This blog was originally posted by the UN Statistics Division here.
The Kenya National Bureau of Statistics in consultation with the relevant stakeholders is in the process of operationalizing the use of citizen-generated data for official reporting. As a national statistical office (NSO), we are interested in exploring the use of CGD in order to fill existing data gaps, in particular, in the monitoring and reporting of the SDG indicators. In addition, we see CGD as valuable in providing granular data for planning, monitoring and implementation of development initiatives at the sub-national and hyperlocal level. This is invaluable for tracking the progress of the decade old devolved system of government in Kenya.
I have played a pivotal role of forging collaboration between the producers of CGD and the NSO, which is the role of the Directorate of Statistical Coordination and Methods that I am part of. We have achieved a number of milestones in this process. We have successfully established contact and solid relationships with the relevant stakeholders, carried out training of our statisticians on CGD and very importantly developed a quality criterion to validate CGD- which we hope to include in our forthcoming Kenya Statistical Quality Assurance Framework (KeSQAF). We have had very constructive discussions around the kind of data available from the Civil Society Organizations and the data gaps that they meet. This process, while still at the preliminary stage, has been eye opening and as a champion of the process I have drawn a number of lessons. I will dwell on five key lessons I have learned so far.
1. The role of the National Statistical Office in the data value chain goes beyond data production
Production of official statistics over the years has focused on the statistical value chain (from data collection to dissemination) which is limited to the scope of production of statistics. However, information on the use of statistics (uptake and impact) is important to inform the kind of statistics produced. The process of operationalizing CGD reveals that most of the data produced by non-state actors responding to the use side of the data value chain. It is imperative for the NSO to steward the National Statistical System towards collaboration with the non-state actors in the production of statistics and advocate for a user focused statistical value chain.
2. Closing data gaps cannot be left only to the NSO
The available budget that supports the production of official statistics using data from surveys allows disaggregation up-to county level. However, data needs at the grassroots cannot be ignored, particularly by the devolved governments. In fact, due to unavailability of highly disaggregated data, some county governments have used CGD in the development of their sub-national plans and monitoring and evaluation of development initiatives in their domains.
3. Data quality should be everybody’s business: the NSO is a great steward

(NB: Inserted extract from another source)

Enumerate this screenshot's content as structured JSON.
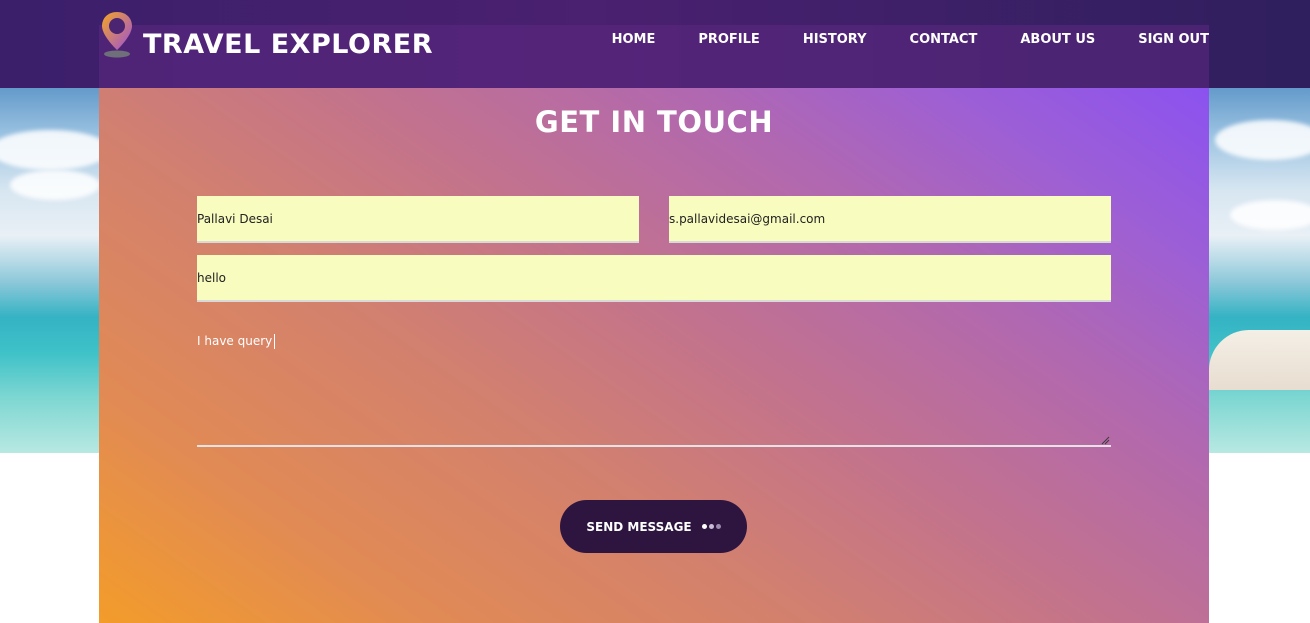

As a steward for data quality, it is inevitable for the NSO to ensure that CGD to be used for a particular purpose meets the dimensions of quality to be considered fit for that particular purpose. Our work to develop the criterion to validate the CGD- was our way of providing this guidance and assurance of quality for CGD. We know that we cannot have enough statisticians to support all the producers of data in the country. But with a set of guidelines and frameworks, organizations can use these to improve the quality of their data. I must add that developing these frameworks should be done through a participatory and consultative manner. This builds buy-in and ownership and trust. The key ingredients to coordination and collaboration.
4. CGD is a strong statistical advocacy tool
From the interactions we have had with the producers of CGD, I have learned to appreciate that CGD raises questions in everyone’s mind on the role that it plays in availing quality information for decision making. This in turn emphasizes the importance of investing in the production of statistics both by the government and non-governmental stakeholders. With CGD, the role of the individual as a producer and/or user of statistical information emerges as the foundation for sustainability in production of statistics. It allows people to have power to inform the decisions that are made. Beyond producing CGD, working with non-state actors also gives us the NSO more players on our side as we work on advocacy for statistics.
5. Understanding the needs of our users of official statistics
The producers of CGD are also users of official statistics. Understanding the need of non-state actors guides the NSO in identifying the users and working to engage them meaningfully. I argue that these producers collect CGD because they cannot find the data they are looking for through official statistics. This tells us something as the NSO. Being able to better understand our users and work together really plays well in our aspirations to modernize the statistical system. A system that is user driven.
As I said earlier, we have started our journey in strengthening CGD in Kenya. We are very far from the end, but we want other NSOs to learn from us. Please feel free to reach out. firstname.lastname@example.org